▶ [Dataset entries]
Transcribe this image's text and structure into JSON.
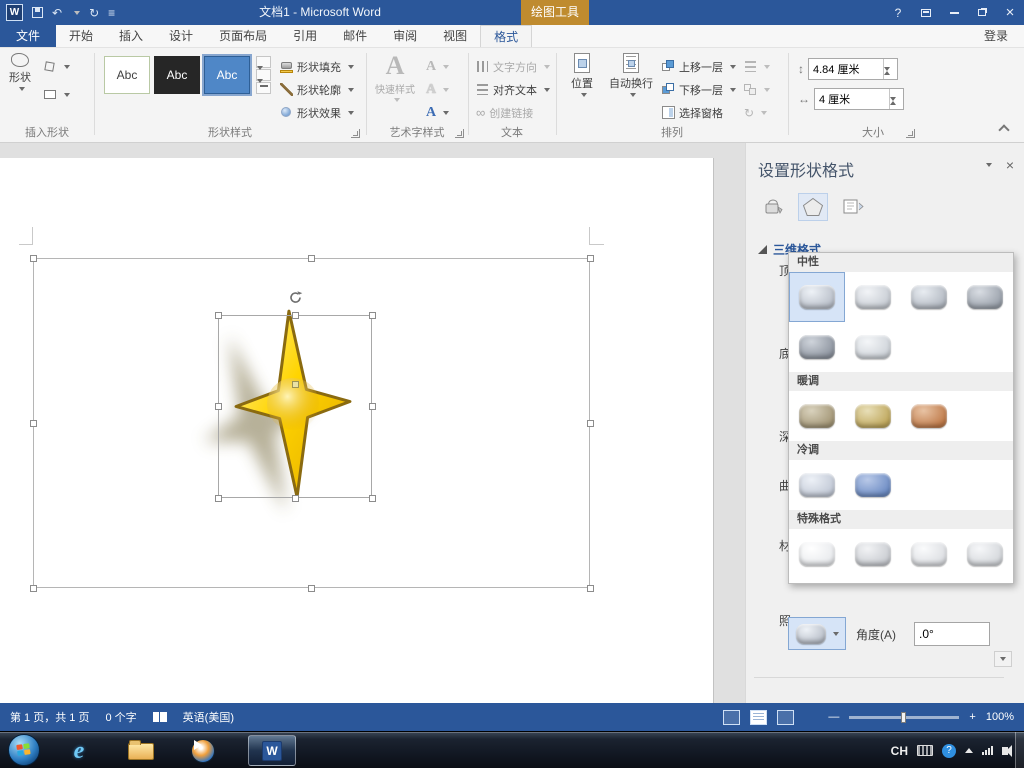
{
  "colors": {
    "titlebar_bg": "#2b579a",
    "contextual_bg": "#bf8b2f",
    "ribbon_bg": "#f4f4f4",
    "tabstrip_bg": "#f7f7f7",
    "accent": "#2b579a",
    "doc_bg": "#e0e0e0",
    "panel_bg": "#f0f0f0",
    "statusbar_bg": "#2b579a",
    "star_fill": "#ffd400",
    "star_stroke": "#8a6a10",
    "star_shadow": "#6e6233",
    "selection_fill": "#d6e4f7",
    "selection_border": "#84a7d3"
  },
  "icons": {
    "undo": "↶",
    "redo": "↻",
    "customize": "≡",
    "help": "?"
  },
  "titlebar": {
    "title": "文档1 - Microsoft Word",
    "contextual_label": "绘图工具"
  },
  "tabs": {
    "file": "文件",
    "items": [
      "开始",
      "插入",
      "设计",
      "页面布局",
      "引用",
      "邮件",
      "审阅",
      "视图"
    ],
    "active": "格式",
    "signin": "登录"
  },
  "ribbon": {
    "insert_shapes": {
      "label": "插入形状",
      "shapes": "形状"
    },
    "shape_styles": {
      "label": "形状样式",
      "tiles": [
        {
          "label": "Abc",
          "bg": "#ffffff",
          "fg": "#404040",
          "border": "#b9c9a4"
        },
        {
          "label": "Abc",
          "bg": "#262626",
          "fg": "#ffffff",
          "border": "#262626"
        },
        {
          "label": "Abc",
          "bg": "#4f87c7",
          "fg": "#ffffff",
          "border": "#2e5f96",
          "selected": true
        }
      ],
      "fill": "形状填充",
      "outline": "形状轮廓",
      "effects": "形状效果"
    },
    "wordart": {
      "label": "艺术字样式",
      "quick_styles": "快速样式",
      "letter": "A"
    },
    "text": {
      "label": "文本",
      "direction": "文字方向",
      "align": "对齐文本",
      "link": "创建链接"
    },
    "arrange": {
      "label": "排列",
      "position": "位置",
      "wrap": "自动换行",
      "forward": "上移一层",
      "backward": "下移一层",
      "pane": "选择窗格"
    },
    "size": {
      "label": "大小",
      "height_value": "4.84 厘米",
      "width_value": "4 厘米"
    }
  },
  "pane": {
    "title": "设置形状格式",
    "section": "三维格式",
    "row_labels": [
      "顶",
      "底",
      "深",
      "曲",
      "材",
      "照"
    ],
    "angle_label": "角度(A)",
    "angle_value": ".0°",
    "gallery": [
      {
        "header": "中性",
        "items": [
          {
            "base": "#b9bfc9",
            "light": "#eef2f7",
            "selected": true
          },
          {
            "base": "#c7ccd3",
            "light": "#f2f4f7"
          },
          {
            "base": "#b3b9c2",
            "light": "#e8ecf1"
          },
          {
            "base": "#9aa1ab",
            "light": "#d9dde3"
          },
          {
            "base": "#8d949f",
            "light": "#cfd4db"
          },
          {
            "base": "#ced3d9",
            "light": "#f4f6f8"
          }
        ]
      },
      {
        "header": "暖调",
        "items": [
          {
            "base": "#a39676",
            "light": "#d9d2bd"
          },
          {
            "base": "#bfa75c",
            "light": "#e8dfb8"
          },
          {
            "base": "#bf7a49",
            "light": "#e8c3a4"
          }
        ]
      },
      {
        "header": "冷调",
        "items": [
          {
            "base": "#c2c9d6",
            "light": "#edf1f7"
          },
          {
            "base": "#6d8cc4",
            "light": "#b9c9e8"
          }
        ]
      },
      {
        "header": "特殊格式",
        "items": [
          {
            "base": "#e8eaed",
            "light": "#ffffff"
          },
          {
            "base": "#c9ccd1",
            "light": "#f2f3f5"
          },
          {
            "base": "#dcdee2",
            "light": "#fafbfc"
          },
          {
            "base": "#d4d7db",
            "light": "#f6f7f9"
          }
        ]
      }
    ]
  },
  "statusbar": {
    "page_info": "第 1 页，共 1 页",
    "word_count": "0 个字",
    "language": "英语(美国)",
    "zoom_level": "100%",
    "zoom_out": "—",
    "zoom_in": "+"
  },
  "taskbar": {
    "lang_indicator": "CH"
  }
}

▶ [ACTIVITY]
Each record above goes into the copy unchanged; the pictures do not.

▶ [ANSWER SPACE]
Transcribe this image's text and structure into JSON.
{
  "colors": {
    "titlebar_bg": "#2b579a",
    "contextual_bg": "#bf8b2f",
    "ribbon_bg": "#f4f4f4",
    "tabstrip_bg": "#f7f7f7",
    "accent": "#2b579a",
    "doc_bg": "#e0e0e0",
    "panel_bg": "#f0f0f0",
    "statusbar_bg": "#2b579a",
    "star_fill": "#ffd400",
    "star_stroke": "#8a6a10",
    "star_shadow": "#6e6233",
    "selection_fill": "#d6e4f7",
    "selection_border": "#84a7d3"
  },
  "icons": {
    "undo": "↶",
    "redo": "↻",
    "customize": "≡",
    "help": "?"
  },
  "titlebar": {
    "title": "文档1 - Microsoft Word",
    "contextual_label": "绘图工具"
  },
  "tabs": {
    "file": "文件",
    "items": [
      "开始",
      "插入",
      "设计",
      "页面布局",
      "引用",
      "邮件",
      "审阅",
      "视图"
    ],
    "active": "格式",
    "signin": "登录"
  },
  "ribbon": {
    "insert_shapes": {
      "label": "插入形状",
      "shapes": "形状"
    },
    "shape_styles": {
      "label": "形状样式",
      "tiles": [
        {
          "label": "Abc",
          "bg": "#ffffff",
          "fg": "#404040",
          "border": "#b9c9a4"
        },
        {
          "label": "Abc",
          "bg": "#262626",
          "fg": "#ffffff",
          "border": "#262626"
        },
        {
          "label": "Abc",
          "bg": "#4f87c7",
          "fg": "#ffffff",
          "border": "#2e5f96",
          "selected": true
        }
      ],
      "fill": "形状填充",
      "outline": "形状轮廓",
      "effects": "形状效果"
    },
    "wordart": {
      "label": "艺术字样式",
      "quick_styles": "快速样式",
      "letter": "A"
    },
    "text": {
      "label": "文本",
      "direction": "文字方向",
      "align": "对齐文本",
      "link": "创建链接"
    },
    "arrange": {
      "label": "排列",
      "position": "位置",
      "wrap": "自动换行",
      "forward": "上移一层",
      "backward": "下移一层",
      "pane": "选择窗格"
    },
    "size": {
      "label": "大小",
      "height_value": "4.84 厘米",
      "width_value": "4 厘米"
    }
  },
  "pane": {
    "title": "设置形状格式",
    "section": "三维格式",
    "row_labels": [
      "顶",
      "底",
      "深",
      "曲",
      "材",
      "照"
    ],
    "angle_label": "角度(A)",
    "angle_value": ".0°",
    "gallery": [
      {
        "header": "中性",
        "items": [
          {
            "base": "#b9bfc9",
            "light": "#eef2f7",
            "selected": true
          },
          {
            "base": "#c7ccd3",
            "light": "#f2f4f7"
          },
          {
            "base": "#b3b9c2",
            "light": "#e8ecf1"
          },
          {
            "base": "#9aa1ab",
            "light": "#d9dde3"
          },
          {
            "base": "#8d949f",
            "light": "#cfd4db"
          },
          {
            "base": "#ced3d9",
            "light": "#f4f6f8"
          }
        ]
      },
      {
        "header": "暖调",
        "items": [
          {
            "base": "#a39676",
            "light": "#d9d2bd"
          },
          {
            "base": "#bfa75c",
            "light": "#e8dfb8"
          },
          {
            "base": "#bf7a49",
            "light": "#e8c3a4"
          }
        ]
      },
      {
        "header": "冷调",
        "items": [
          {
            "base": "#c2c9d6",
            "light": "#edf1f7"
          },
          {
            "base": "#6d8cc4",
            "light": "#b9c9e8"
          }
        ]
      },
      {
        "header": "特殊格式",
        "items": [
          {
            "base": "#e8eaed",
            "light": "#ffffff"
          },
          {
            "base": "#c9ccd1",
            "light": "#f2f3f5"
          },
          {
            "base": "#dcdee2",
            "light": "#fafbfc"
          },
          {
            "base": "#d4d7db",
            "light": "#f6f7f9"
          }
        ]
      }
    ]
  },
  "statusbar": {
    "page_info": "第 1 页，共 1 页",
    "word_count": "0 个字",
    "language": "英语(美国)",
    "zoom_level": "100%",
    "zoom_out": "—",
    "zoom_in": "+"
  },
  "taskbar": {
    "lang_indicator": "CH"
  }
}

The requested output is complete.